__TASK BRIEF__.
Every line holding the string "true" is to be copied from the entries below.

__INPUT DATA__.
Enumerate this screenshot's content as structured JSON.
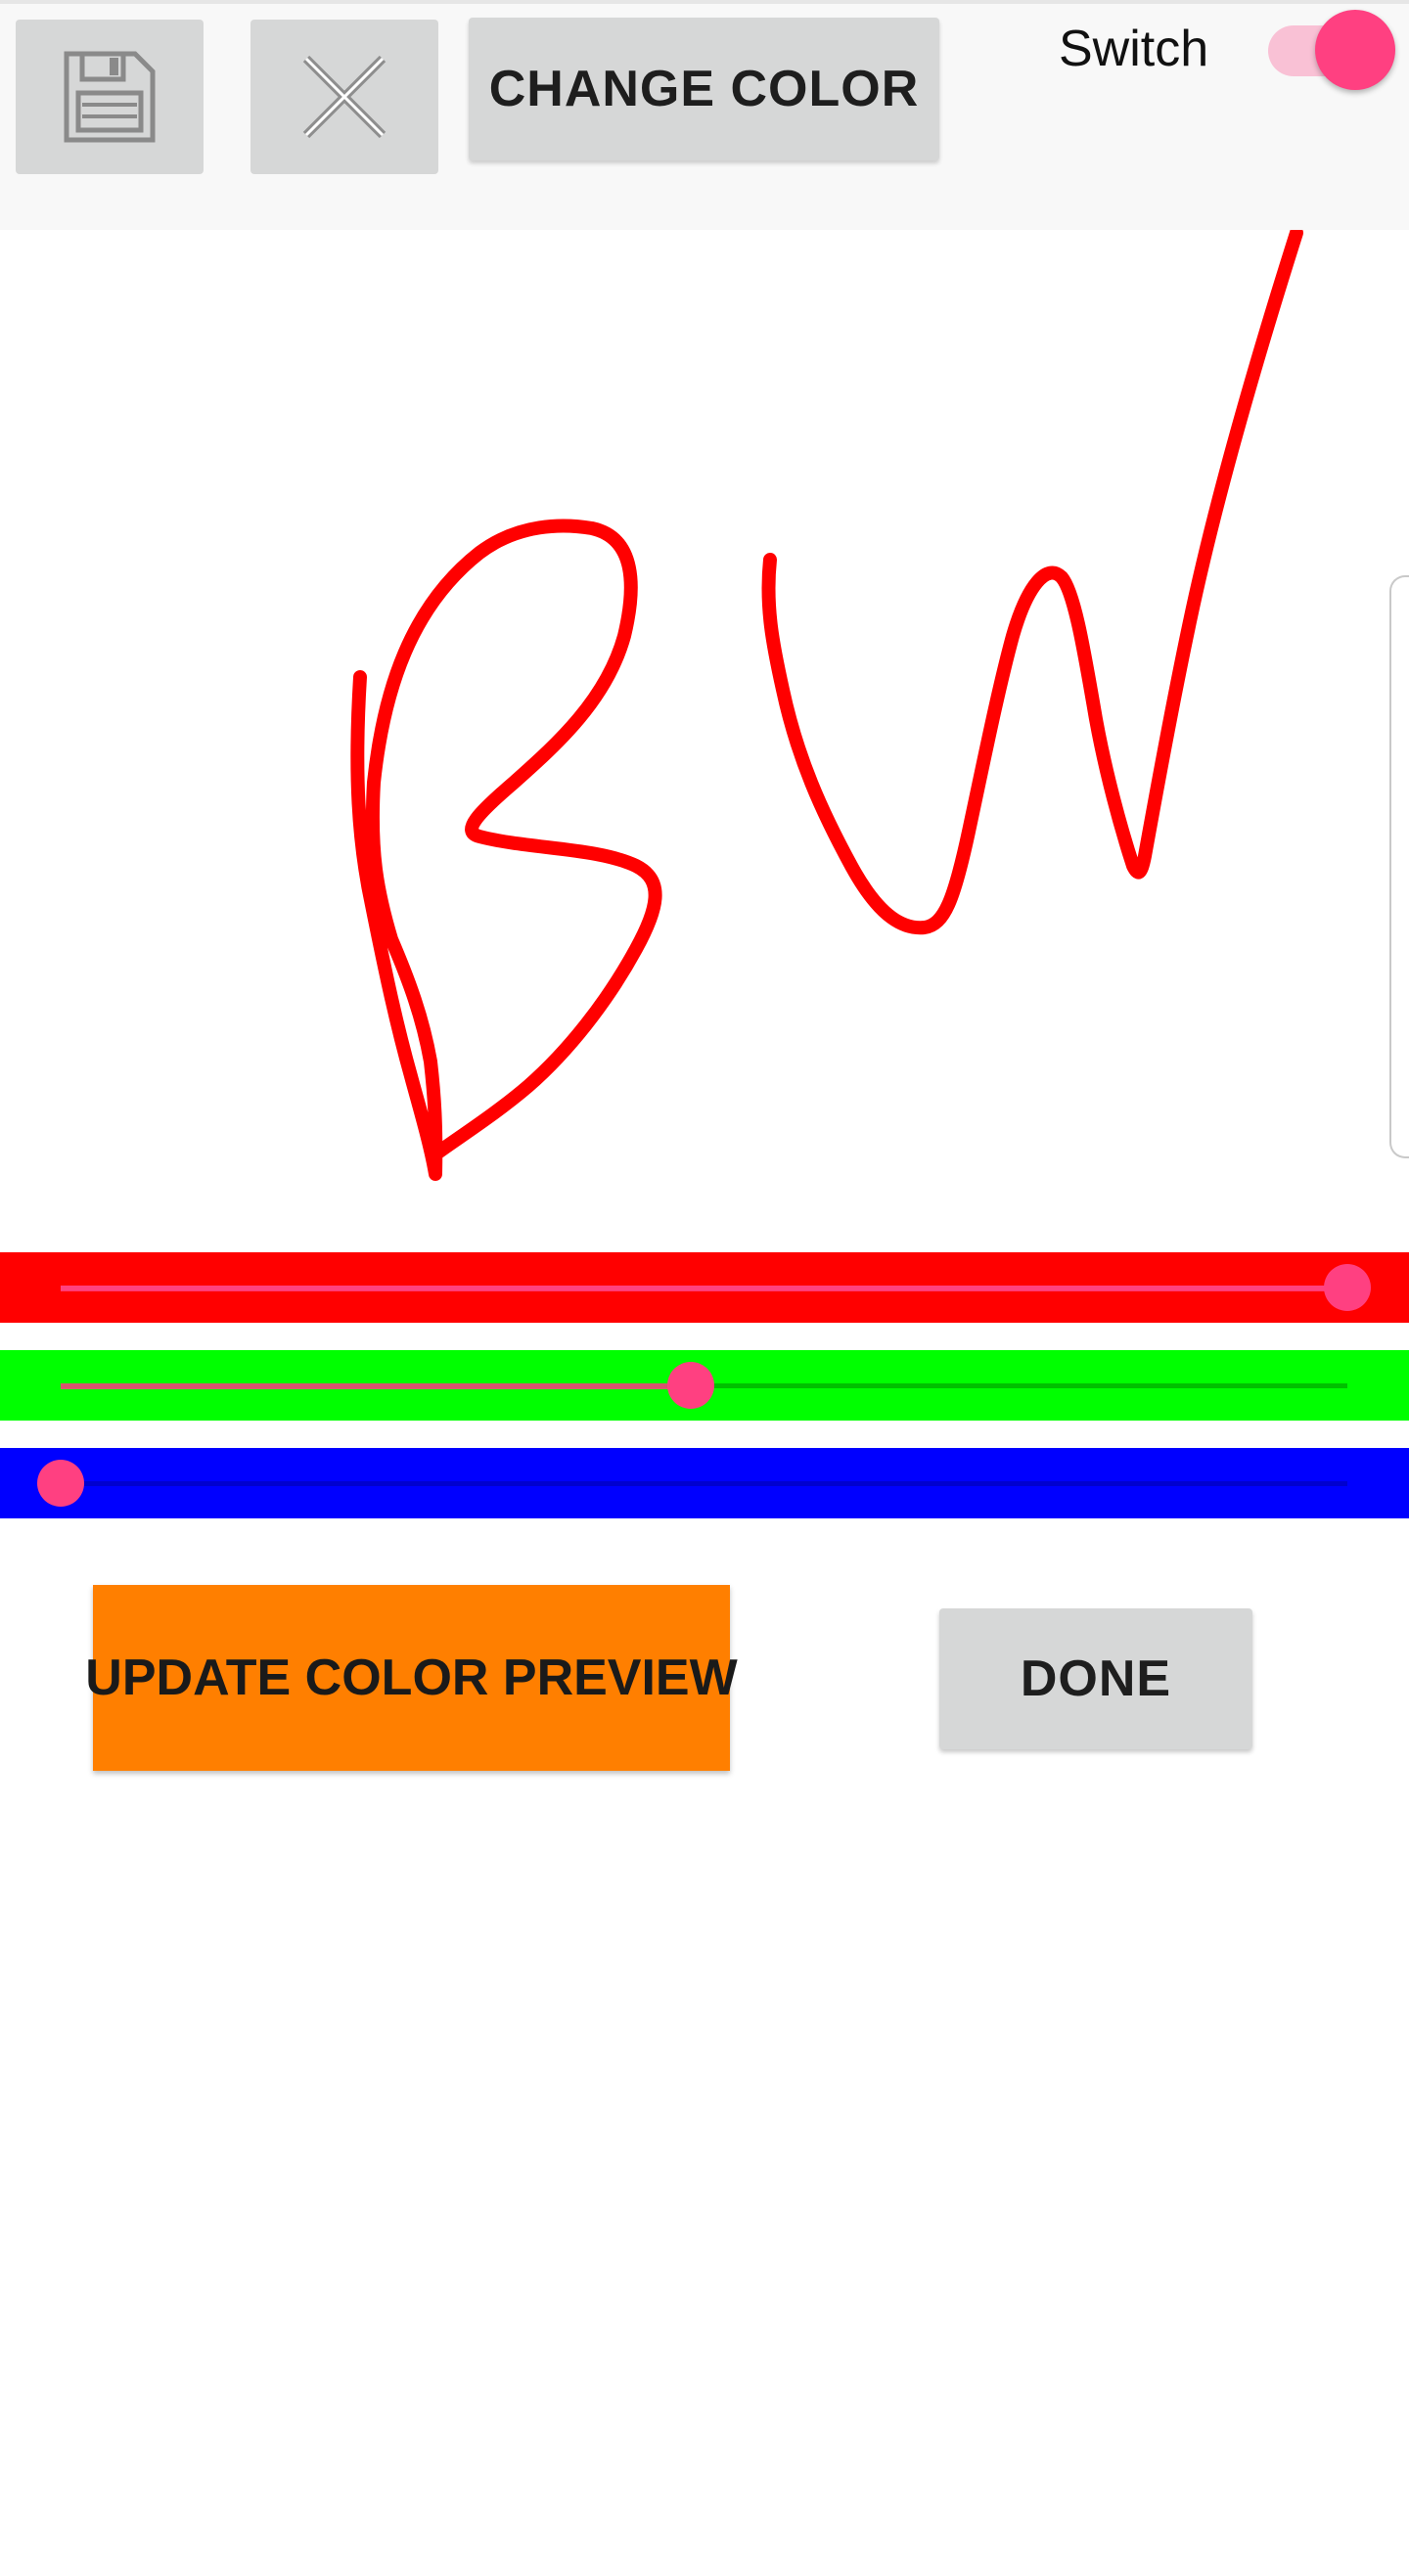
{
  "toolbar": {
    "save_icon": "floppy-disk-save-icon",
    "clear_icon": "close-x-icon",
    "change_color_label": "CHANGE COLOR",
    "switch_label": "Switch",
    "switch_on": true
  },
  "canvas": {
    "stroke_color": "#ff0000",
    "description_hidden": true
  },
  "sliders": [
    {
      "name": "red",
      "bar_color": "#ff0000",
      "value": 1.0
    },
    {
      "name": "green",
      "bar_color": "#00ff00",
      "value": 0.49
    },
    {
      "name": "blue",
      "bar_color": "#0000ff",
      "value": 0.0
    }
  ],
  "actions": {
    "update_preview_label": "UPDATE COLOR PREVIEW",
    "preview_color": "#ff7f00",
    "done_label": "DONE"
  },
  "colors": {
    "accent": "#ff4081",
    "button_gray": "#d6d7d7"
  }
}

__THE ANSWER__.
    "switch_on": true
    "description_hidden": true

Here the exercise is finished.